Relations between Tehran and Washington have been on a downward spiral ever since US President Donald Trump pulled out of the nuclear agreement in 2018. Tensions reached a peak in June when the sides came close to a military confrontation in the Gulf, with the US blaming Iran for attacks on oil tankers, and Iran shooting down an American drone, prompting plans for US air strikes that were aborted, supposedly at the last minute.
Mahmoudi asserted that the US is limited in its options.
“Washington can’t do anything except sanction Iran again and exert pressure on Europe” to join the “pressure campaign…,” he said.
The Europeans broke with the US over its withdrawal and have appealed to Iran to remain in the agreement.
French President Emmanuel Macron has said he and Iranian President Hassan Rouhani had agreed to seek conditions for a resumption of dialogue on the Iranian nuclear question by July 15.
London, in response to the latest Iranian announcement, said Iran must “immediately stop and reverse” its plan to breach the nuclear deal.
Berlin expressed dismay.
“We strongly urge Iran to stop and reverse all activities inconsistent with its commitments,” a German Foreign Ministry spokesman said of Tehran’s announcement. “We are in contact with the other JCPOA participants regarding the next steps.”
Israeli Prime Minister Binyamin Netanyahu, a staunch supporter of the US decision to abandon the nuclear agreement and an arch enemy of Iran, called Tehran’s enrichment declaration a “very dangerous step.”
Netanyahu is demanding that Europe help enforce the agreement as more pressure is applied by the US and Israel.
“This measure is a very dangerous step, and I call on my friends, the leaders of France, Britain and Germany: You signed the deal and said the moment they’d take this measure, harsh sanctions would be imposed,” the Israeli prime minister said.
Israeli defense analyst Amir Oren told The Media Line that Iran’s announcement should be a wake-up call to Europe’s major capitals.
“Iran wants to challenge the ‘EU3’ to put its money where its mouth is,” Oren said. “The JCPOA is no longer tenable if only one party [plus Russia and China, which matter less] complies with it. So it’s a sort of a wake-up call to Berlin and Paris: Do they really want to go back to 2014 or even 2012 and risk escalation?
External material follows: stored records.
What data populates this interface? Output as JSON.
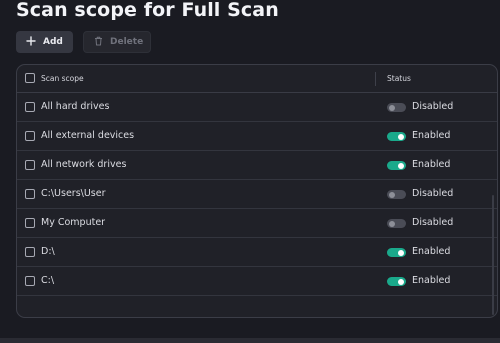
{
  "page": {
    "title": "Scan scope for Full Scan"
  },
  "toolbar": {
    "add_label": "Add",
    "add_icon": "plus-icon",
    "delete_label": "Delete",
    "delete_icon": "trash-icon",
    "delete_enabled": false
  },
  "table": {
    "columns": {
      "scope": "Scan scope",
      "status": "Status"
    },
    "rows": [
      {
        "scope": "All hard drives",
        "enabled": false,
        "status": "Disabled"
      },
      {
        "scope": "All external devices",
        "enabled": true,
        "status": "Enabled"
      },
      {
        "scope": "All network drives",
        "enabled": true,
        "status": "Enabled"
      },
      {
        "scope": "C:\\Users\\User",
        "enabled": false,
        "status": "Disabled"
      },
      {
        "scope": "My Computer",
        "enabled": false,
        "status": "Disabled"
      },
      {
        "scope": "D:\\",
        "enabled": true,
        "status": "Enabled"
      },
      {
        "scope": "C:\\",
        "enabled": true,
        "status": "Enabled"
      }
    ]
  },
  "colors": {
    "background": "#1a1b22",
    "panel": "#202128",
    "toggle_on": "#1aa98b",
    "toggle_off": "#4a4c56"
  }
}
London, after Gibraltar [the recent seizure by British Royal Marines of an Iranian oil tanker said to be headed to Syria with Iranian crude] and with [Prime Minister Theresa] May leaving, is a puzzle.”
Oren said, however, that it would be best if Netanyahu stayed out of the way and gave negotiations a chance.
“Israel can and should do nothing,” he said. “It’s not yet its business, and [Israel] will suffer the inevitable backlash if it pushes Trump toward war. Iran is at least a year away from its first nuclear warhead – time enough for diplomacy.”
Trump, meanwhile, has warned Iran that it is “playing with fire.”
For more on Iran’s decision, The Media Line spoke with Brian O’Toole of the Atlantic Council. He’s a former senior official at the US Treasury Department’s Office of Foreign Assets Control.